== Records for this exercise ==

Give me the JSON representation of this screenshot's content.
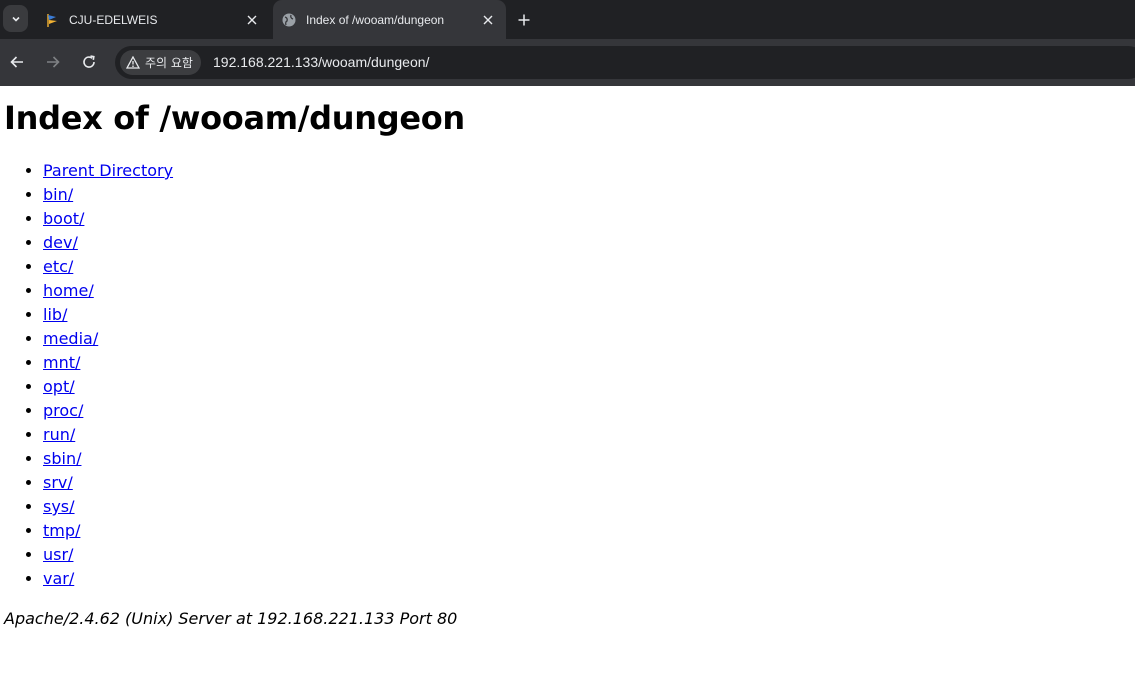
{
  "browser": {
    "tabs": [
      {
        "title": "CJU-EDELWEIS",
        "active": false,
        "favicon": "flag-favicon-icon"
      },
      {
        "title": "Index of /wooam/dungeon",
        "active": true,
        "favicon": "globe-favicon-icon"
      }
    ],
    "security_label": "주의 요함",
    "url": "192.168.221.133/wooam/dungeon/"
  },
  "page": {
    "title": "Index of /wooam/dungeon",
    "entries": [
      "Parent Directory",
      "bin/",
      "boot/",
      "dev/",
      "etc/",
      "home/",
      "lib/",
      "media/",
      "mnt/",
      "opt/",
      "proc/",
      "run/",
      "sbin/",
      "srv/",
      "sys/",
      "tmp/",
      "usr/",
      "var/"
    ],
    "server_signature": "Apache/2.4.62 (Unix) Server at 192.168.221.133 Port 80"
  },
  "colors": {
    "link": "#0000ee",
    "tabstrip": "#202124",
    "toolbar": "#35363a"
  }
}
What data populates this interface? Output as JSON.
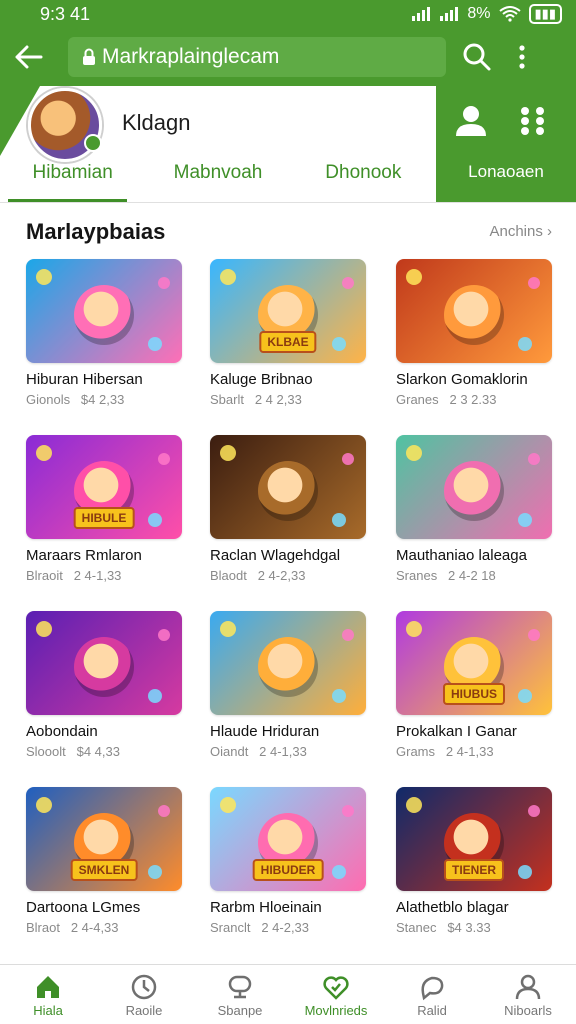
{
  "status": {
    "time": "9:3 41",
    "battery": "8%"
  },
  "appbar": {
    "url": "Markraplainglecam"
  },
  "profile": {
    "name": "Kldagn"
  },
  "tabs": [
    {
      "label": "Hibamian",
      "active": true
    },
    {
      "label": "Mabnvoah",
      "active": false
    },
    {
      "label": "Dhonook",
      "active": false
    }
  ],
  "header_right": {
    "login_label": "Lonaoaen"
  },
  "section": {
    "title": "Marlaypbaias",
    "more": "Anchins ›"
  },
  "games": [
    {
      "title": "Hiburan Hibersan",
      "category": "Gionols",
      "meta": "$4 2,33",
      "badge": "",
      "colors": [
        "#1ba7e8",
        "#ff6fb6"
      ]
    },
    {
      "title": "Kaluge Bribnao",
      "category": "Sbarlt",
      "meta": "2 4 2,33",
      "badge": "KLBAE",
      "colors": [
        "#38b6ff",
        "#ffb347"
      ]
    },
    {
      "title": "Slarkon Gomaklorin",
      "category": "Granes",
      "meta": "2 3 2.33",
      "badge": "",
      "colors": [
        "#c0391b",
        "#ff9a3c"
      ]
    },
    {
      "title": "Maraars Rmlaron",
      "category": "Blraoit",
      "meta": "2 4-1,33",
      "badge": "HIBULE",
      "colors": [
        "#8a2bd6",
        "#ff4fa8"
      ]
    },
    {
      "title": "Raclan Wlagehdgal",
      "category": "Blaodt",
      "meta": "2 4-2,33",
      "badge": "",
      "colors": [
        "#3b1d10",
        "#a86b2a"
      ]
    },
    {
      "title": "Mauthaniao laleaga",
      "category": "Sranes",
      "meta": "2 4-2 18",
      "badge": "",
      "colors": [
        "#4fc3a1",
        "#f06eb0"
      ]
    },
    {
      "title": "Aobondain",
      "category": "Slooolt",
      "meta": "$4 4,33",
      "badge": "",
      "colors": [
        "#5a1fb3",
        "#d63aa0"
      ]
    },
    {
      "title": "Hlaude Hriduran",
      "category": "Oiandt",
      "meta": "2 4-1,33",
      "badge": "",
      "colors": [
        "#3aaaf0",
        "#ffae3a"
      ]
    },
    {
      "title": "Prokalkan I Ganar",
      "category": "Grams",
      "meta": "2 4-1,33",
      "badge": "HIUBUS",
      "colors": [
        "#b03ae0",
        "#ffc23a"
      ]
    },
    {
      "title": "Dartoona LGmes",
      "category": "Blraot",
      "meta": "2 4-4,33",
      "badge": "SMKLEN",
      "colors": [
        "#1f5fc0",
        "#ff8c2a"
      ]
    },
    {
      "title": "Rarbm Hloeinain",
      "category": "Sranclt",
      "meta": "2 4-2,33",
      "badge": "HIBUDER",
      "colors": [
        "#7ad8ff",
        "#ff6cb0"
      ]
    },
    {
      "title": "Alathetblo blagar",
      "category": "Stanec",
      "meta": "$4 3.33",
      "badge": "TIENER",
      "colors": [
        "#0f2a6a",
        "#c4301e"
      ]
    }
  ],
  "bottomnav": [
    {
      "label": "Hiala",
      "icon": "home-icon",
      "active": true
    },
    {
      "label": "Raoile",
      "icon": "clock-icon",
      "active": false
    },
    {
      "label": "Sbanpe",
      "icon": "store-icon",
      "active": false
    },
    {
      "label": "Movlnrieds",
      "icon": "heart-icon",
      "active": true
    },
    {
      "label": "Ralid",
      "icon": "chat-icon",
      "active": false
    },
    {
      "label": "Niboarls",
      "icon": "profile-icon",
      "active": false
    }
  ],
  "colors": {
    "brand": "#4a9a2e",
    "accent": "#3f8f28"
  }
}
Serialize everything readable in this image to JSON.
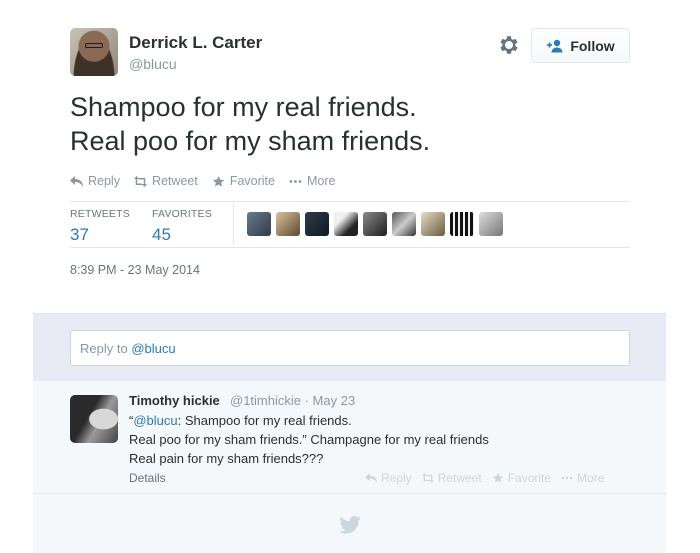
{
  "author": {
    "name": "Derrick L. Carter",
    "handle": "@blucu"
  },
  "header": {
    "settings_icon": "gear-icon",
    "follow_label": "Follow",
    "follow_icon": "add-person-icon"
  },
  "tweet": {
    "lines": [
      "Shampoo for my real friends.",
      "Real poo for my sham friends."
    ],
    "timestamp": "8:39 PM - 23 May 2014"
  },
  "actions": {
    "reply": "Reply",
    "retweet": "Retweet",
    "favorite": "Favorite",
    "more": "More"
  },
  "stats": {
    "retweets_label": "RETWEETS",
    "retweets_count": "37",
    "favorites_label": "FAVORITES",
    "favorites_count": "45"
  },
  "favoriters_count_shown": 9,
  "reply_box": {
    "prefix": "Reply to ",
    "mention": "@blucu"
  },
  "reply": {
    "name": "Timothy hickie",
    "meta": "@1timhickie · May 23",
    "line1_quote_open": "“",
    "line1_mention": "@blucu",
    "line1_rest": ": Shampoo for my real friends.",
    "line2": "Real poo for my sham friends.” Champagne for my real friends",
    "line3": "Real pain for my sham friends???",
    "details": "Details",
    "actions": {
      "reply": "Reply",
      "retweet": "Retweet",
      "favorite": "Favorite",
      "more": "More"
    }
  },
  "colors": {
    "link": "#2b7bb9",
    "muted": "#8899a6",
    "reply_zone_bg": "#e8eaf6"
  }
}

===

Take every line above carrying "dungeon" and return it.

The completed task =
        "title": "Index of /wooam/dungeon",
    "url": "192.168.221.133/wooam/dungeon/"
    "title": "Index of /wooam/dungeon",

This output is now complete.